The most obvious place to do that, but strangely the one place where many of us ignore this tactic, is with our About Us page. There are almost 7 million URLs in Google’s index that have “about-us” in their page name. That’s 7 million wasted opportunities. You’re not going to make the same mistake. For any page that you build from scratch (don’t change existing pages unless you know what “301” means), you’re going to use “about-name” or “about-companyname” in the URL for your About Us page.

While you’re at it, the visible headline you use on that page? Don’t use “About Us” as the text; instead use “About Name” or “About Company Name.” This is another signal to Google that the page is relevant enough to show in the top 10 of its search results.

Images are valuable too
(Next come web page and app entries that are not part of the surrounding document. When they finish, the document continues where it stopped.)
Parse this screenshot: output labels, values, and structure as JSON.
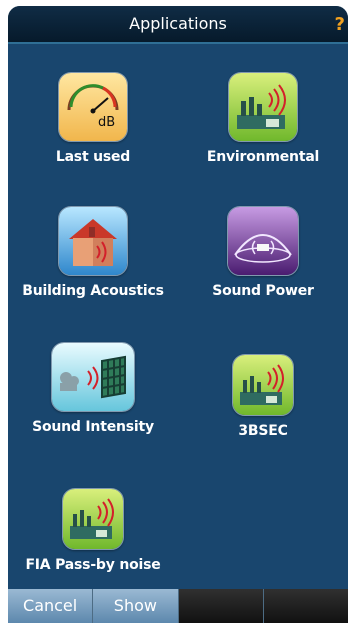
{
  "header": {
    "title": "Applications",
    "help_icon": "?"
  },
  "apps": [
    {
      "label": "Last used",
      "icon": "gauge-icon"
    },
    {
      "label": "Environmental",
      "icon": "factory-icon"
    },
    {
      "label": "Building Acoustics",
      "icon": "house-icon"
    },
    {
      "label": "Sound Power",
      "icon": "dome-icon"
    },
    {
      "label": "Sound Intensity",
      "icon": "intensity-icon"
    },
    {
      "label": "3BSEC",
      "icon": "factory-icon"
    },
    {
      "label": "FIA Pass-by noise",
      "icon": "factory-icon"
    }
  ],
  "softkeys": {
    "cancel": "Cancel",
    "show": "Show"
  },
  "colors": {
    "background": "#19466e",
    "accent": "#f0a020"
  }
}
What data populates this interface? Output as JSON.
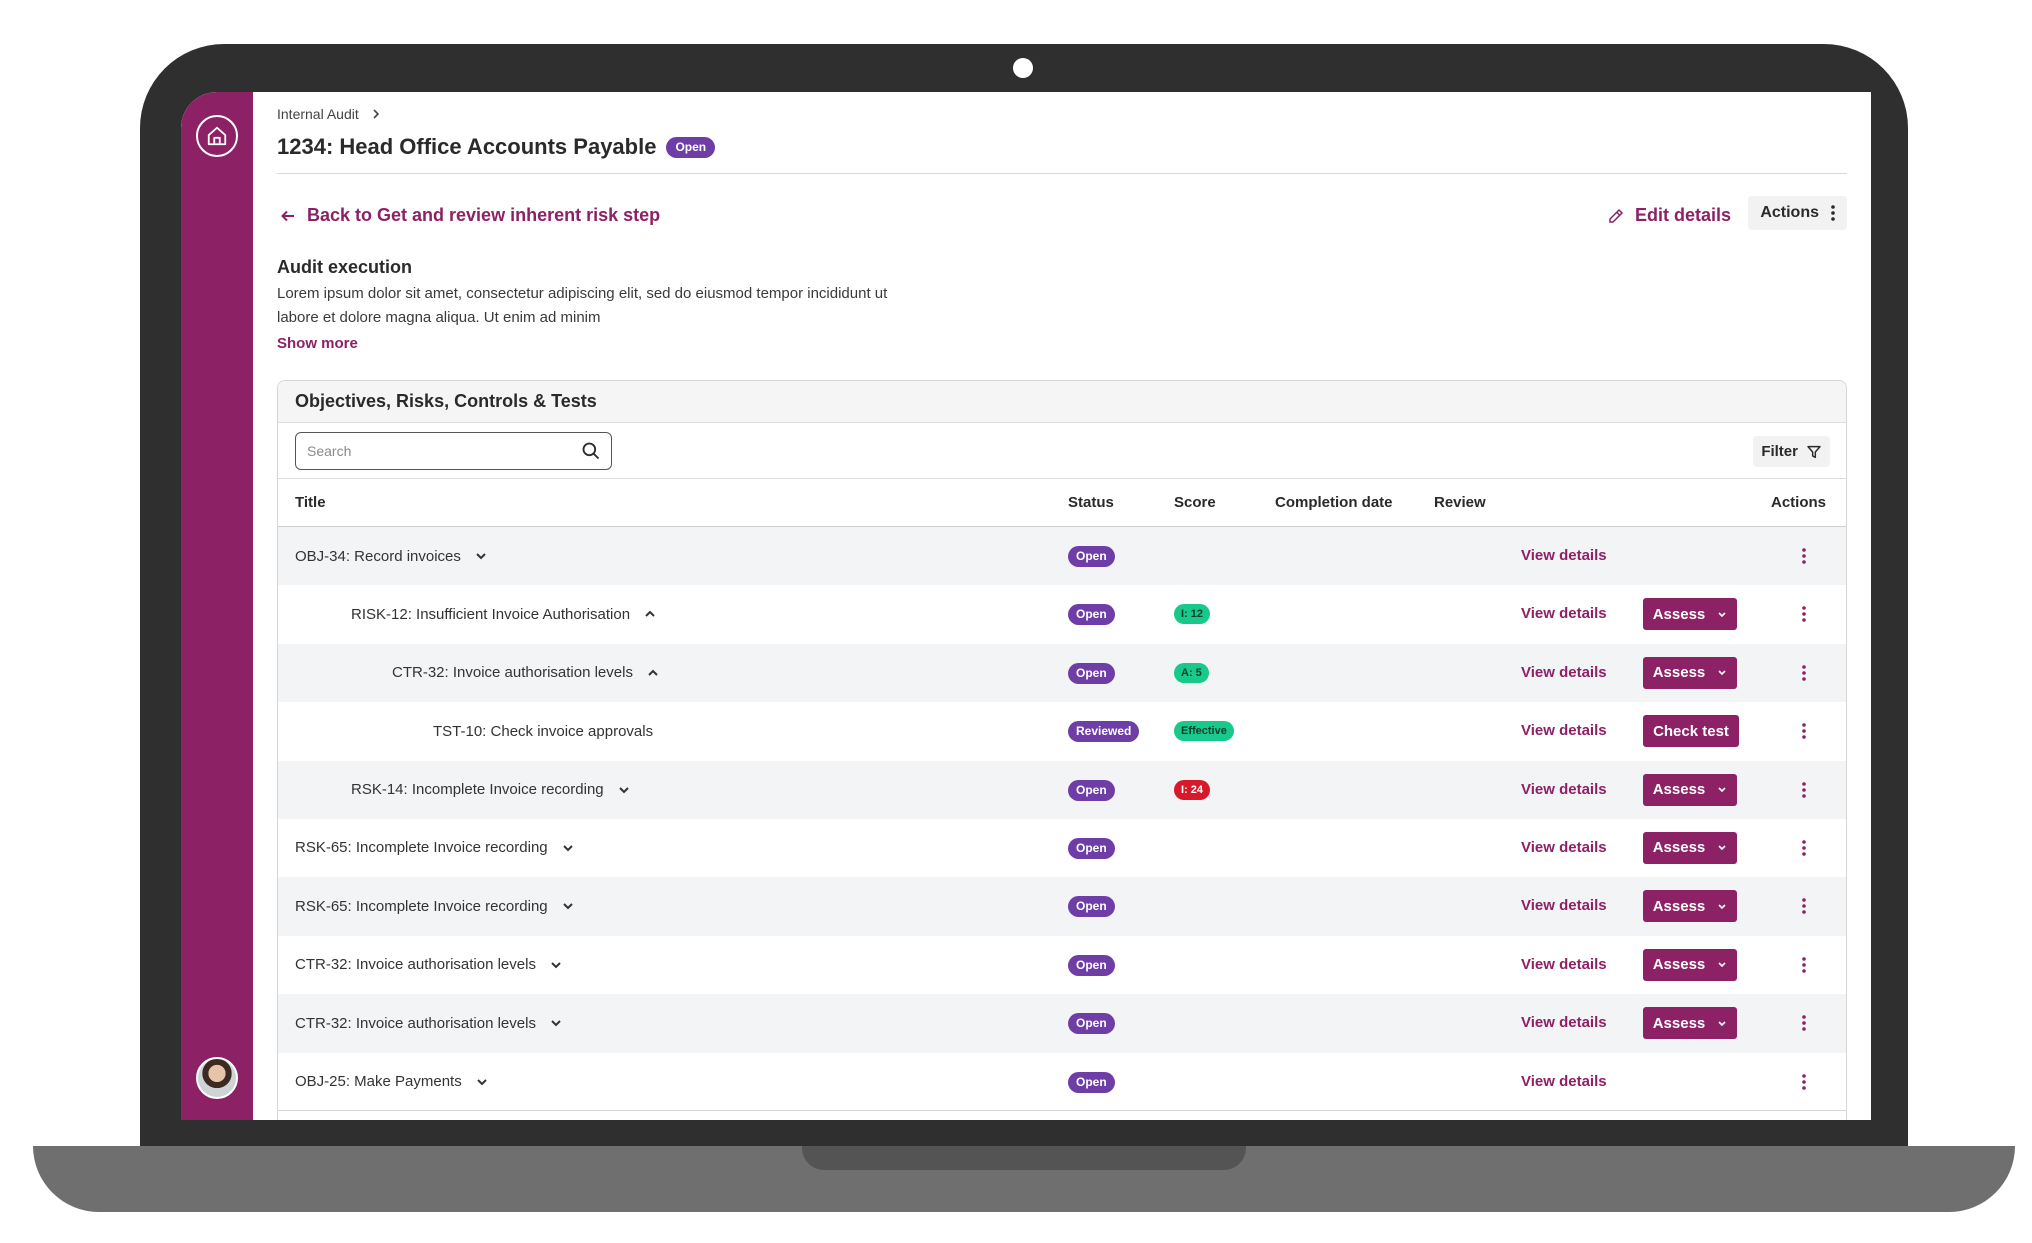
{
  "breadcrumb": {
    "parent": "Internal Audit"
  },
  "header": {
    "title": "1234: Head Office Accounts Payable",
    "status": "Open"
  },
  "nav": {
    "back_label": "Back to Get and review inherent risk step",
    "edit_label": "Edit details",
    "actions_label": "Actions"
  },
  "section": {
    "title": "Audit execution",
    "description": "Lorem ipsum dolor sit amet, consectetur adipiscing elit, sed do eiusmod tempor incididunt ut labore et dolore magna aliqua. Ut enim ad minim",
    "show_more": "Show more"
  },
  "panel": {
    "title": "Objectives, Risks, Controls & Tests",
    "search_placeholder": "Search",
    "filter_label": "Filter",
    "columns": {
      "title": "Title",
      "status": "Status",
      "score": "Score",
      "completion": "Completion date",
      "review": "Review",
      "actions": "Actions"
    }
  },
  "rows": [
    {
      "title": "OBJ-34: Record invoices",
      "status": "Open",
      "score": "",
      "view": "View details",
      "action": ""
    },
    {
      "title": "RISK-12: Insufficient Invoice Authorisation",
      "status": "Open",
      "score": "I: 12",
      "view": "View details",
      "action": "Assess"
    },
    {
      "title": "CTR-32: Invoice authorisation levels",
      "status": "Open",
      "score": "A: 5",
      "view": "View details",
      "action": "Assess"
    },
    {
      "title": "TST-10: Check invoice approvals",
      "status": "Reviewed",
      "score": "Effective",
      "view": "View details",
      "action": "Check test"
    },
    {
      "title": "RSK-14: Incomplete Invoice recording",
      "status": "Open",
      "score": "I: 24",
      "view": "View details",
      "action": "Assess"
    },
    {
      "title": "RSK-65: Incomplete Invoice recording",
      "status": "Open",
      "score": "",
      "view": "View details",
      "action": "Assess"
    },
    {
      "title": "RSK-65: Incomplete Invoice recording",
      "status": "Open",
      "score": "",
      "view": "View details",
      "action": "Assess"
    },
    {
      "title": "CTR-32: Invoice authorisation levels",
      "status": "Open",
      "score": "",
      "view": "View details",
      "action": "Assess"
    },
    {
      "title": "CTR-32: Invoice authorisation levels",
      "status": "Open",
      "score": "",
      "view": "View details",
      "action": "Assess"
    },
    {
      "title": "OBJ-25: Make Payments",
      "status": "Open",
      "score": "",
      "view": "View details",
      "action": ""
    }
  ],
  "colors": {
    "brand": "#8c2166",
    "status_pill": "#6e3ea6",
    "score_good": "#17c98a",
    "score_bad": "#d7192b"
  }
}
The same approach should be taken for naming images or videos that you upload to the web. It’s so easy to focus all of your efforts on what web pages show up when someone Google’s your name, that you can quickly forget that images and videos are also pervasive in the search results.

The same approach to naming your web pages and social profiles should also be applied to your images and videos. Before uploading and publishing photos or movies, you should take the time to optimize the URLs for each. The image firstname-lastname.jpg will more likely match against a search for your name, than one named DSC15673.jpg.

Why I’m anti pronouns

The last tip for today will further help your web pages and social profiles to show up higher in the search results. My recommendation is to ditch pronouns and instead make a concerted effort to write your bios in the third person.

It may feel strange at first, but recall that the search engines are not very smart. They need as many signals as possible to inform them that the page they are crawling is relevant enough to show up when someone searches your name. When you complete profiles and bios in the first person—“I am cosmetic surgeon in San Francisco”—you do little to instruct Google that the page is about you. Instead, writing bios in the third person—“Jane Smith is a cosmetic surgeon in San Francisco”—provides the search engine spiders with a clear indication that the content is relevant to you.

Why go to all of this trouble?

It takes a lot of hard work to get your stakeholders to notice and engage with your web pages and social media profiles. These small optimization tweaks are not a magic bullet in and of themselves, but combined with your efforts to promote your online reputation, they’ll contribute their share and help your stakeholders discover your voice.

Oh yes, your voice. We’ll discuss that tomorrow!

ByAndy Beal

Andy Beal is The Original Online Reputation Expert™. A bestselling author of two critically-acclaimed reputation management books, a keynote speaker at dozens of events, and brand consultant experience with thousands of individuals and companies.